She was personally invested in the people who worked there. She cared about them, worried about them, did all she could to support them. She cared about the students. She did all she could in her role to help them succeed. I have witnessed this firsthand on many occasions. If my mother was guilty of anything, it was that she was too invested in her job. When something didn't work right, she took it personally. I think, even though she is completely helpless now, she still does.

I like to believe my mother has made a difference in people's lives in the work that she did at the college all those years. I hope one day I can have as much influence as she has had. And I pray that she will know, as my brother Worthy has said, that to those that truly matter (her family), she has made all the difference in the world. And for that, I thank her.

I love you more than I can say, Mom. You are amazing!

Just so you know, we (her family) are throwing a retirement party for my mom at the Edge of the Cedars State Park and Museum on Friday, September 18, from 7-9 p.m. A blogsite has been set up so people can leave a word of congratulations and encouragement. Go here to check it out, and be sure to check out the article I wrote about it which should be in this weeks Panorama and the San Juan Record. My mom is awesome!


Chrislynn said...

You should have done the blog for Mom. This was awesome. She inspire me too!

Worthy Glover Sr. or Gail Glover said...

Aw, shucks. I'm not all that, but thanks. I love you.

Tim and Nancy said...

Love ya.

Rachel+Co said...
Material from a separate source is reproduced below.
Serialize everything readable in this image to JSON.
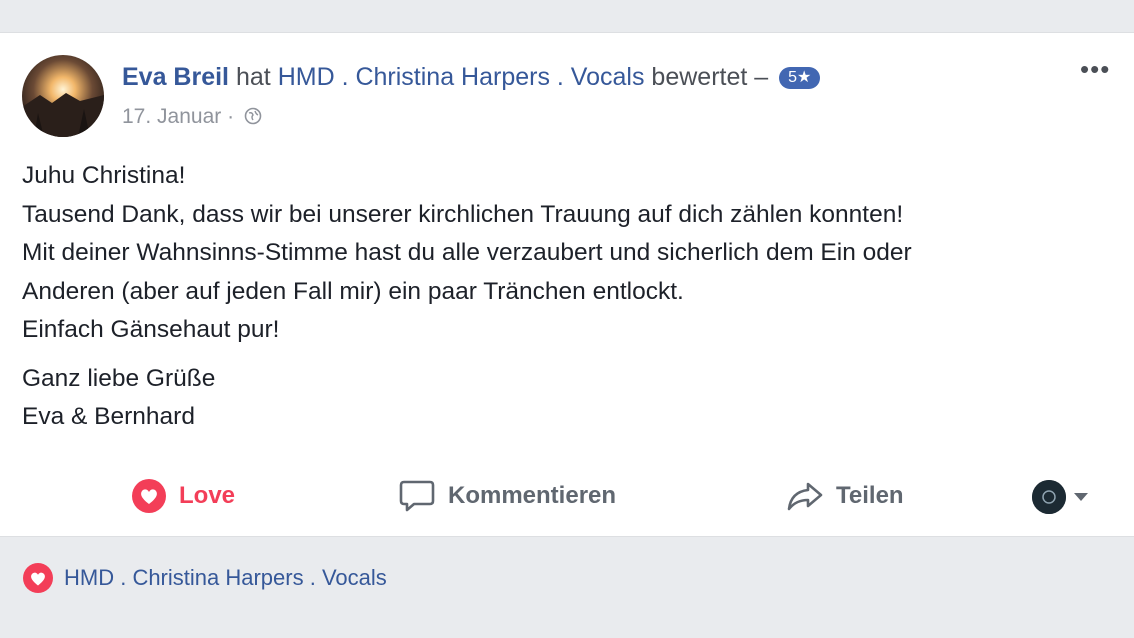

i've never met your mom (that i can recall) but what a great tribute to her.

personally, i like to think of myself as a fair-weather-city-girl at heart who has made the best of a cold-weather climate to be with her man ;-).

happy retirement to your mom.